What is “spiritual maturity” anyway?
It is hoped for, sought after, desired among the American church. Our portrayal of it is well intended, but is it possible we need to rethink our understanding of spiritual maturity?
1. Are we thinking of a “spiritual” person in defining terms as “a spectator of what is supernatural” or “a participator with the One who is supernatural?”
A spiritual spectator is one who rarely if ever engages in actual spiritual activity in an everyday way. Let me be specific:
We have tended among the American church to consider a person spiritually mature if her calendar is busy with Bible studies. But does learning more and more about spiritual things make us spiritually mature? Not if, in those spiritual learnings, we never participate with the One who is supernatural.
Take Luke 3:11 for instance: He replied to them, “The one who has two shirts must share with someone who has none, and the one who has food must do the same” (Luke 3:11 HCSB).
We may study that verse. We may even memorize it. But isn’t our spiritual maturity evidenced by participating with Jesus in what He taught? His teachings are not an invitation to spectate in spiritual life. They are an invitation to participate with Him.
2. Are we thinking of “maturity” as a finished goal or as the journey of becoming mature?
Let me be frank: if we begin to hold the notion that we are spiritually superior to others, whether those we would criticize as carnal within surrounding culture or those we would critique as misguided or worse within worshiping culture, then we are evidencing profound spiritual immaturity.
Jesus asserted that a begging-for-mercy, confessionally sinful, gratefully contrite heart is justified with God, whereas a thinking-I-am-beyond-the-need-of-mercy, pridefully perfect, mistakenly deserving heart is not (Luke 18:9–14). Maybe the more we actually walk with Christ, the less we think of our self-sufficiency and the more we realize our utter dependency on Him.
Jesus did not seem to concern Himself with got-it-together spiritual maturity, but rather with spiritually maturing. Following Him does not mean I attempt to perfect myself, it means I am being made perfect by Someone other than myself.
3. Are we thinking of “spiritual maturity” as evidenced by knowledge and accomplishment or by wisdom and love?
The evidence of spiritual maturity is not biblical intellectualism nor energetic self-improvement. On the contrary, spiritual maturity is evident when the teachings of the Bible appear as daily rhythms in my life, with love and good deeds highlighting His goodness rather than my own.
Is the Bible learned through our heads or through our hands and feet?

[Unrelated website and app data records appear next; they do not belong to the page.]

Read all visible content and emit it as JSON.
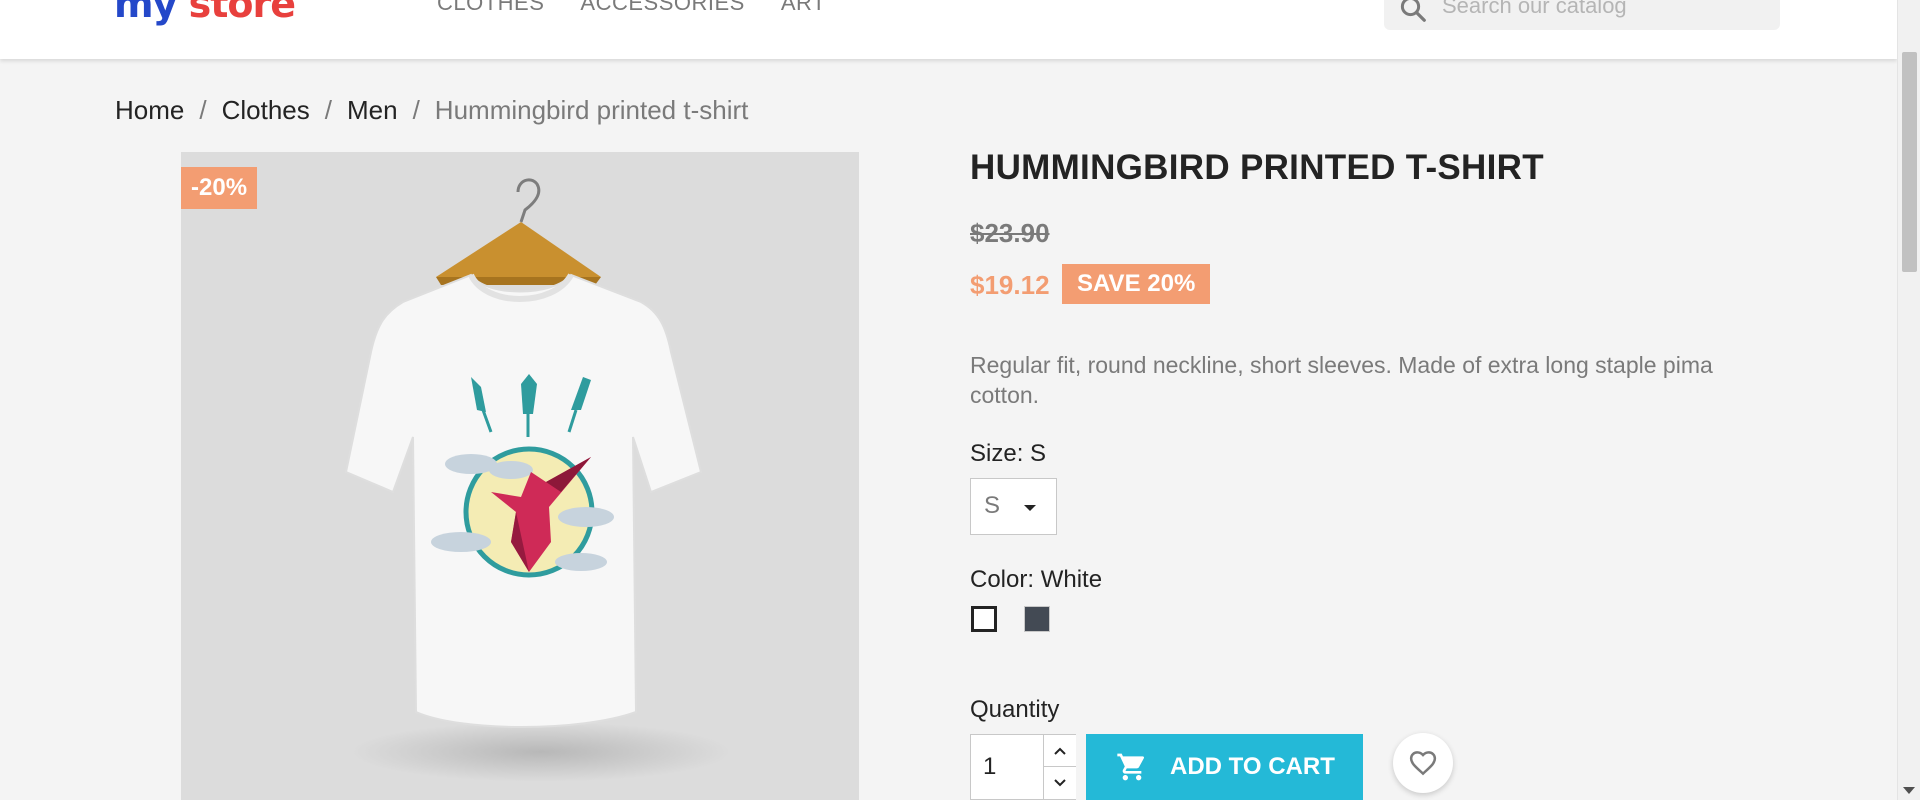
{
  "header": {
    "logo_part1": "my ",
    "logo_part2": "store",
    "nav": [
      "CLOTHES",
      "ACCESSORIES",
      "ART"
    ],
    "search_placeholder": "Search our catalog"
  },
  "breadcrumb": {
    "items": [
      "Home",
      "Clothes",
      "Men"
    ],
    "current": "Hummingbird printed t-shirt",
    "separator": "/"
  },
  "product": {
    "discount_flag": "-20%",
    "title": "HUMMINGBIRD PRINTED T-SHIRT",
    "regular_price": "$23.90",
    "price": "$19.12",
    "save_badge": "SAVE 20%",
    "description": "Regular fit, round neckline, short sleeves. Made of extra long staple pima cotton.",
    "size_label": "Size: S",
    "size_value": "S",
    "color_label": "Color: White",
    "colors": [
      {
        "name": "White",
        "hex": "#ffffff",
        "selected": true
      },
      {
        "name": "Grey",
        "hex": "#434a54",
        "selected": false
      }
    ],
    "quantity_label": "Quantity",
    "quantity_value": "1",
    "add_to_cart_label": "ADD TO CART"
  },
  "colors": {
    "accent": "#24b9d7",
    "sale": "#f39d72",
    "text": "#232323",
    "muted": "#7a7a7a"
  }
}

Is the goal my goodness noticed or His goodness seen?
So what do the Scriptures say?
I encourage you to go read at least the following 4 sections of Scripture along with others you may find yourself. See what they suggest.
Do they support my above suggestions? Rebuke them?
We would appreciate your feedback, insight, and assertions (comment below). I hope to get to interact and learn and then go live His ways with you through this interactive platform.
May we begin to rethink spiritual maturity.
Next month, I will offer a few suggestions about spiritual maturity as understood and lived among a local church family and community.
Until then . . .
Jason C. Dukes, author of Live Sent, Cartas Vivas, and Beyond My Church, has a passion for equipping the church to make disciples. Raised in New Orleans, he is a Christ follower and a leader, a husband and a father, a learner and a teacher, a servant and a brother. Since 2004, he’s been on an amazing journey cultivating a local church expression in the Orlando, Florida, area: Westpoint Church.
Scripture quotations marked HCSB are taken from the Holman Christian Standard Bible®, Copyright © 1999, 2000, 2002, 2003, 2009 by Holman Bible Publishers. Used by permission. Holman Christian Standard Bible®, Holman CSB®, and HCSB® are federally registered trademarks of Holman Bible Publishers.